With Harrison’s retirement from military life, the family moved back to the North Bend area where they remodeled and expanded their log house into a spacious but sprawling residence. It was not as elegant as Grouseland but it was the home Anna would occupy for many years to come. Because of its location on the Ohio River, the Harrison home became a frequent stop for visitors who wanted to pay their respects to the war hero Harrison had become.

Harrison entered politics as he was elected to Congress in 1816 and then in 1819 to the Ohio State Senate. Meanwhile, the Harrison children were becoming adults and as they pursued their education the expenses meant such a heavy financial burden to their parents Harrison had to mortgage some of his property.

In 1825 Harrison was elected to the. U.S. Senate, where his popularity and his attempts to introduce legislation benefiting the military irritated some colleagues. They were concerned that he might seek the Vice Presidency in the next election so to remove him from this possibility they assigned him to a foreign diplomatic post in South America.  However, after difficulties with the local government officials there, he was recalled.

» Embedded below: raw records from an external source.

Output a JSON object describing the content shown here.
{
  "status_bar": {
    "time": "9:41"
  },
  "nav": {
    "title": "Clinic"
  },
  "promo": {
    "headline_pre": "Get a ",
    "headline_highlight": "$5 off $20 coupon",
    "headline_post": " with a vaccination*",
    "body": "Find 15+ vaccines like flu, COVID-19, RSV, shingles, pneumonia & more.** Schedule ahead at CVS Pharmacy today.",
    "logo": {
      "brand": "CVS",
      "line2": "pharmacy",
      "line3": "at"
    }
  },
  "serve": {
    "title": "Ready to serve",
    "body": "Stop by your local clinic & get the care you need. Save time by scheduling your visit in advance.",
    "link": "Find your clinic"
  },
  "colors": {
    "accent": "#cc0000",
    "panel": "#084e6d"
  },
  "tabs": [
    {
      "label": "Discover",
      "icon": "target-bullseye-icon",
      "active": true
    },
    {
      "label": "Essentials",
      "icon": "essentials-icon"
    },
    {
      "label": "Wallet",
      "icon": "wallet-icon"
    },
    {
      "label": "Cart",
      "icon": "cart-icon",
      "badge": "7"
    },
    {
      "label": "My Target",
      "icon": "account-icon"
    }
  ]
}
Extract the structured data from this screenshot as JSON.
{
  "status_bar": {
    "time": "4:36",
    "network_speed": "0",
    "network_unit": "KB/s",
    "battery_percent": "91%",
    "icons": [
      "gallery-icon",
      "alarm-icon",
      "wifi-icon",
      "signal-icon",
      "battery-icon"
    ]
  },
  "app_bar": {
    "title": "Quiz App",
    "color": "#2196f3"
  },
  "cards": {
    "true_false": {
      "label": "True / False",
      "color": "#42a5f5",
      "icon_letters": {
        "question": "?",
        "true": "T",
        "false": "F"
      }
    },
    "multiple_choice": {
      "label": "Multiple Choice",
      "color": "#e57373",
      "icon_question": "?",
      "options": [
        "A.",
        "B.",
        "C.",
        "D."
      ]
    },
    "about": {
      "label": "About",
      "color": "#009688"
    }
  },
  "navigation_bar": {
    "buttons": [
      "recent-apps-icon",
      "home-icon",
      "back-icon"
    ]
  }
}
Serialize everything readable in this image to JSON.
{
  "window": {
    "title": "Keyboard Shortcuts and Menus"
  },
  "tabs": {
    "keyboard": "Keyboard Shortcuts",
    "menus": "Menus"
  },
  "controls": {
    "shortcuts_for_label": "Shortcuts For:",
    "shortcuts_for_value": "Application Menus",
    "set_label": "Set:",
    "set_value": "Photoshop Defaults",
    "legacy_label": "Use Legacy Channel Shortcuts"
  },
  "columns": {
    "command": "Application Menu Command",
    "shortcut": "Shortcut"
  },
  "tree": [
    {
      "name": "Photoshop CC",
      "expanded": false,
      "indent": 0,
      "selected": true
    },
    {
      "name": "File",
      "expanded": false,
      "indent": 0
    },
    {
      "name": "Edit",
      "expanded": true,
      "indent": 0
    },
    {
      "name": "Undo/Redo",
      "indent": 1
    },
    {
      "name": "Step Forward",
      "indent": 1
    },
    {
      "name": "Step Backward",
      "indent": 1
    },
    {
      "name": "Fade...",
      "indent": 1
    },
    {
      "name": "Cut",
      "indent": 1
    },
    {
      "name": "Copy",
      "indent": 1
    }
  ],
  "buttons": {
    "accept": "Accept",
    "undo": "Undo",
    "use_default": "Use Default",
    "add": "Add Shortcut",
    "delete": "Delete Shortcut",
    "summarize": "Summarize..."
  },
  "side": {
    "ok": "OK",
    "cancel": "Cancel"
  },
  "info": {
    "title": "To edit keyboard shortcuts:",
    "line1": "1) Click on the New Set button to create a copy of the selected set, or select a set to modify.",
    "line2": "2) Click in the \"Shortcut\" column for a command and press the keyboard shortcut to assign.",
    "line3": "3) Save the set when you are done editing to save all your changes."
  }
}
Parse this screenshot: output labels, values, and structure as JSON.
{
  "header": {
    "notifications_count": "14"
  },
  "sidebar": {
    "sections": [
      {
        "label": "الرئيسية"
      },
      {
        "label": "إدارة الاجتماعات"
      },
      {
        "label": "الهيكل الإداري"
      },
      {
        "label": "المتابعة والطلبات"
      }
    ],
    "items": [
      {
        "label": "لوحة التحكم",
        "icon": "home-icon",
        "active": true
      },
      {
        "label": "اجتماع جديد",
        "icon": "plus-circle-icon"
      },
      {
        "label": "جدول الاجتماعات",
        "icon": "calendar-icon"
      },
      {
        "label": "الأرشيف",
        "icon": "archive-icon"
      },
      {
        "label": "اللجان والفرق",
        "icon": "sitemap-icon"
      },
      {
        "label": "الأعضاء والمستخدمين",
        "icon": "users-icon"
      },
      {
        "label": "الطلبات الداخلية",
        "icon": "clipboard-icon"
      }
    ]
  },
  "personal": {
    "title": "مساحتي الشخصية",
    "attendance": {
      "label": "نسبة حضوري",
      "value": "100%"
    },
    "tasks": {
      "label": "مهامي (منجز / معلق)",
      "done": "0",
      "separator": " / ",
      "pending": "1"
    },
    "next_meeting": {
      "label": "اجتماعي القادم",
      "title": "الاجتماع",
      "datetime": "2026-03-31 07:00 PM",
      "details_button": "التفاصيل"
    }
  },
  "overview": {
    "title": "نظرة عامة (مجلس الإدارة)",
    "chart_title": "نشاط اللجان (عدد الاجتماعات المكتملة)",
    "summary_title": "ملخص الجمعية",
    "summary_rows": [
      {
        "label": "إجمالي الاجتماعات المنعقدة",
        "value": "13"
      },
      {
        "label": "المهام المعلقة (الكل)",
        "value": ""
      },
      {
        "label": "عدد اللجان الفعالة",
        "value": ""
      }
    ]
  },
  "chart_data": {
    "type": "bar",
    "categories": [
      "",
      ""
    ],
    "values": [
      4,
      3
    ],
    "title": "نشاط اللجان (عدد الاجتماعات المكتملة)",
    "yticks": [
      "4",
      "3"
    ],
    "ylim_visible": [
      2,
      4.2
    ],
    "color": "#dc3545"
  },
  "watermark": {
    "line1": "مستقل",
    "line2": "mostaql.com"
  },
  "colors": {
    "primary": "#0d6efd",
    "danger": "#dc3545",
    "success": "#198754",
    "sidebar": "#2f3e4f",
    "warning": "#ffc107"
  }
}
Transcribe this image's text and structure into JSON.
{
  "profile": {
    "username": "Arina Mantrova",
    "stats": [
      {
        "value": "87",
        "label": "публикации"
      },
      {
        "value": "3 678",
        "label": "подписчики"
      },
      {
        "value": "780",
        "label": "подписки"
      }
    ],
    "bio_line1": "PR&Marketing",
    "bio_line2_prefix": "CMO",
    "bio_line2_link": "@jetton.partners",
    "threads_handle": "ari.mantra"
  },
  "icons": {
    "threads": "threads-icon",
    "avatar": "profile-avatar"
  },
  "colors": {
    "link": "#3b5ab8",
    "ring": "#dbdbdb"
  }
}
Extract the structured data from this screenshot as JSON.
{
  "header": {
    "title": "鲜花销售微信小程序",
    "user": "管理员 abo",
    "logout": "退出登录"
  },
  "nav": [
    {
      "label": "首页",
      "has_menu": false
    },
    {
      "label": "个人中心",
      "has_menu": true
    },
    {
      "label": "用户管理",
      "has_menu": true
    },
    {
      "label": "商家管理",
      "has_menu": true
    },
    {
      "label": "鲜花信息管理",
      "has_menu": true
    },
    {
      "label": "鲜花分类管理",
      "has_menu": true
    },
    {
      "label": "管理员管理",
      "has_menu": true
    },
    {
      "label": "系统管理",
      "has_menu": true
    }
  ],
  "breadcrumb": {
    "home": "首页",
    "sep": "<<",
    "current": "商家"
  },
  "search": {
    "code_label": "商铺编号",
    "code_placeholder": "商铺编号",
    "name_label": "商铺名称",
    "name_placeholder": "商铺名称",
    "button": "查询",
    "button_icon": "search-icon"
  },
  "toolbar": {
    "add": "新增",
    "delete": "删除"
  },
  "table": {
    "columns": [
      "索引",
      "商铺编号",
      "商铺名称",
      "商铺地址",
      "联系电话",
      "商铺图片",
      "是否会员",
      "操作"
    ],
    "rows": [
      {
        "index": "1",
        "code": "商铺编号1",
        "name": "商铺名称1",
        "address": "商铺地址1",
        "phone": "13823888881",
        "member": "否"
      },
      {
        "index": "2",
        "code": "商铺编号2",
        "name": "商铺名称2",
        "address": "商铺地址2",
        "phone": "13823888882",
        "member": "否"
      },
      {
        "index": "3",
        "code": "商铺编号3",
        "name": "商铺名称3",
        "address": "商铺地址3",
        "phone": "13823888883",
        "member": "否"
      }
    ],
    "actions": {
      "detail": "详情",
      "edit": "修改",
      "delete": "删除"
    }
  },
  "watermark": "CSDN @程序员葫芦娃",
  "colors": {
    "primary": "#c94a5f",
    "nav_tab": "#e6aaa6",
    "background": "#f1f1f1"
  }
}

Anna remained at home, and now had become worried about two of her sons – one had become an alcoholic and could no longer support his family and the other was deeply in debt. Besides these concerns there was also an ever-present Harrison family debt. However, just when they were about to sell some of their lands, Anna’s father died and her inheritance eased their situation.

Now age 60, Harrison’s health was declining and he was occasionally ill, so Anna was shocked and puzzled when he was named as the Whig candidate for president in 1836. However, she said little since her husband was flattered and pleased at the honor, but to her relief Martin Van Buren defeated him.

For the next few years the Harrisons enjoyed a peaceful life surrounded by children, grandchildren and many visitors.  Anna continued to practice her Presbyterian faith, complete with strict Sunday observation, and expected others in the family to do so. Harrison even learned not to discuss politics on that day.

In 1840 the Whigs approached Harrison to run for president. Despite Anna’s pleas that he decline, he began to campaign even though he was almost 68 and his health was not good. His record as a war hero as well as his political views appeared to please the voters and he was elected. . “I wish my husband’s friends had left him where he is,” Anna noted, “happy and contented in retirement.”

At news of her husband’s victory, Anna was reported to have openly wept   One writer described her as: “terrified that the demands of the White House would rob her of the least years of her husband’s life.” (“Secret Lives of the First Ladies”, Cormac O’Brien, p. 48). Unfortunately, she was correct.

When Harrison left for Washington to take office in March, 1841, Anna was ill and grieving for a son’s recent death and thus could not immediately accompany him. However, their daughter in law, Jane Findlay Harrison went along to be official hostess until Anna could come to Washington.

A cold wind was blowing at the inaugural on March 4 and Harrison spoke nearly two hours, wearing no gloves or hat. Because of his advanced age and with his resistance lowered because of hard work and many visitors, he developed pneumonia. He died exactly a month after assuming office, on April 4, 1841 and when she received the news, Anna was still packing for the trip to Washington.

Anna remained at her home at North Bend, with her children nearby to see to her needs. However, if her father had been concerned about her husband’s inability to provide for her in her final years, then he had been proved correct. Harrison had left debts that were paid partially by a congressionally granted pension, but Anna spent her final years in “genteel poverty” and assisted by her family and her church.

Also, in her final years she became particularly close to her grandson Benjamin. Their relationship was devoted and affectionate, and she often admonished him to remember to conduct himself in such a way as to bring honor to the family name. She died in February, 1863, and did not know that her beloved grandson would become the president himself.